Data records below:

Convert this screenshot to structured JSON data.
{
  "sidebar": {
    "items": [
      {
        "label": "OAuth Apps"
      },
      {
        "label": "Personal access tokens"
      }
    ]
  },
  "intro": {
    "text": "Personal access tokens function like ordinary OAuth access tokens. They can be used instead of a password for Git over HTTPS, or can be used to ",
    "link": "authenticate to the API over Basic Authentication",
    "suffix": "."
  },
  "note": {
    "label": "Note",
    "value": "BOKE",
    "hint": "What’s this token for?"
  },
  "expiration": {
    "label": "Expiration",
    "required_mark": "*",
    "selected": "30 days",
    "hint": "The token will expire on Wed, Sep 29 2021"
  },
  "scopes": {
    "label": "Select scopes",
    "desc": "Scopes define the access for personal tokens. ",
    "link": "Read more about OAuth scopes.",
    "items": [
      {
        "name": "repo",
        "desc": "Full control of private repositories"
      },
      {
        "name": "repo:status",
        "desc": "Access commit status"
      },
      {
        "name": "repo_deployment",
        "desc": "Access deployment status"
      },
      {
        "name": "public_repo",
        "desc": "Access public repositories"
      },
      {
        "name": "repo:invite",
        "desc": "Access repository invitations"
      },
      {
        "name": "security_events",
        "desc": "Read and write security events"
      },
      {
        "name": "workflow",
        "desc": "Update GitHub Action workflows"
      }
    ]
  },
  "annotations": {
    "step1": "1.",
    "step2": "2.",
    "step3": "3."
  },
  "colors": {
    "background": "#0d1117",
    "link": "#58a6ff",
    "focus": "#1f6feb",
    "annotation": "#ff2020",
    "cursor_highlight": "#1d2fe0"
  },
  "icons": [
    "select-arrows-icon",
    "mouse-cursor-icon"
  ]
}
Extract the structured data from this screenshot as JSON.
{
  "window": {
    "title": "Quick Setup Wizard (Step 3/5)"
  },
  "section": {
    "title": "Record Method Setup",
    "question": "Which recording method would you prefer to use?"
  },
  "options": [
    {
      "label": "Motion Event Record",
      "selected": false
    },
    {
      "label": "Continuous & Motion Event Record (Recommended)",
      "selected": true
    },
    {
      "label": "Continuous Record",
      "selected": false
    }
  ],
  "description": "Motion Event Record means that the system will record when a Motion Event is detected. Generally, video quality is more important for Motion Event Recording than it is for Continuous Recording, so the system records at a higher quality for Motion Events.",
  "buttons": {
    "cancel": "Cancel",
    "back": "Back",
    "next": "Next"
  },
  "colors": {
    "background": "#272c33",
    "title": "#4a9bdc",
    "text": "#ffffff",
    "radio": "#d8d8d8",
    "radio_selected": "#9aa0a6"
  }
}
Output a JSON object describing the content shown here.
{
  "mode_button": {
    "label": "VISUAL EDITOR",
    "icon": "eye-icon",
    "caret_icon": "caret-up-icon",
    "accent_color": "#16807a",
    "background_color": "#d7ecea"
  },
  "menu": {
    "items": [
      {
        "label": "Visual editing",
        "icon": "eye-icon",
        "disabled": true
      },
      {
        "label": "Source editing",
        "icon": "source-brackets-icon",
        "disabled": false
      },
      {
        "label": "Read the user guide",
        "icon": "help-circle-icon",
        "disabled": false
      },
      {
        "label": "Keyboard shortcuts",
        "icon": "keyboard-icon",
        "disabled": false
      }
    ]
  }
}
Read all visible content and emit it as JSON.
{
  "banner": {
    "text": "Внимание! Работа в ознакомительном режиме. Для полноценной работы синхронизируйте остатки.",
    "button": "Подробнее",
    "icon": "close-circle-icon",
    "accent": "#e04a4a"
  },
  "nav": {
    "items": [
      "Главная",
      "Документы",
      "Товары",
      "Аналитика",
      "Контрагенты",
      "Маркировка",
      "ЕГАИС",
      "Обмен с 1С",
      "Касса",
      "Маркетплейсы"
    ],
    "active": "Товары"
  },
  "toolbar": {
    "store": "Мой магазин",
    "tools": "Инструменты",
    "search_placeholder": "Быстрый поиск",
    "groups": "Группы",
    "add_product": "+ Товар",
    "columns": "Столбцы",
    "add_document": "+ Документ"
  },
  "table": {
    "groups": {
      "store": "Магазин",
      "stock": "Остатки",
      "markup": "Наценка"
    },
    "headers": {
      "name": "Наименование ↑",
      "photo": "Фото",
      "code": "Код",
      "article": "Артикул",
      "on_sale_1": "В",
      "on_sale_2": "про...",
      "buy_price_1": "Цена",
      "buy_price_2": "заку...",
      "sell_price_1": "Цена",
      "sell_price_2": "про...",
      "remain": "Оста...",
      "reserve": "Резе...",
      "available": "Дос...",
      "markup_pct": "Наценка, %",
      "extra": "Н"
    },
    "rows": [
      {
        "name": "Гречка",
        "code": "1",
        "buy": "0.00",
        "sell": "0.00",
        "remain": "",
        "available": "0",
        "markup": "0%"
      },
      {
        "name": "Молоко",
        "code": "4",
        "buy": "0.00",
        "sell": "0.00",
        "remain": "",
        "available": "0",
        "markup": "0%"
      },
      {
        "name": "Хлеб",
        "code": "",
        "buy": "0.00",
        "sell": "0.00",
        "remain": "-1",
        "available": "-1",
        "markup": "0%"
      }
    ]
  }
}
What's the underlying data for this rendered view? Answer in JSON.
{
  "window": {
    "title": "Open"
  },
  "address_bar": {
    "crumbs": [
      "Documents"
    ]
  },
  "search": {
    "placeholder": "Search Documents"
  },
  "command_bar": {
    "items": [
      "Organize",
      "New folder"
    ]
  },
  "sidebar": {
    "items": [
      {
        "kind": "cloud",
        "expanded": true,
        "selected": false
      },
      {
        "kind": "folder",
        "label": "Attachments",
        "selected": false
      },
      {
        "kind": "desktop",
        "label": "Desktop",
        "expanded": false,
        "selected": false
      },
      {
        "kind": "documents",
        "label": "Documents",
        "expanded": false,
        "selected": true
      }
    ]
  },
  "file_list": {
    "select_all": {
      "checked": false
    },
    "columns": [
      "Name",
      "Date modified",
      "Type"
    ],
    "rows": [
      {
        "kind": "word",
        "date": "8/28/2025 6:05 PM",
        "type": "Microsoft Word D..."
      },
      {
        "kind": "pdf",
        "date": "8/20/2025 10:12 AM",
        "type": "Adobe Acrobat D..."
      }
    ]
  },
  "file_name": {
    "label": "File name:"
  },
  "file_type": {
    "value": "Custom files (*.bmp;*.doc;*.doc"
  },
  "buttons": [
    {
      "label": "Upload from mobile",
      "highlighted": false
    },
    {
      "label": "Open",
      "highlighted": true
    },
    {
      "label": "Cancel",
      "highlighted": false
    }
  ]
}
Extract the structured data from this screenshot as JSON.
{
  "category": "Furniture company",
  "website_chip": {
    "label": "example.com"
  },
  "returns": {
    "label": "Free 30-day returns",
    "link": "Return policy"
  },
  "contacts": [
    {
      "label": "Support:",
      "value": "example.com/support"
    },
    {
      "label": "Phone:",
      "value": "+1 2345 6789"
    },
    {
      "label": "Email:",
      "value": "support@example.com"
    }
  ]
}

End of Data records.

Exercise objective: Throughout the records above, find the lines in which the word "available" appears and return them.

Output:
      "available": "Дос...",
        "available": "0",
        "available": "0",
        "available": "-1",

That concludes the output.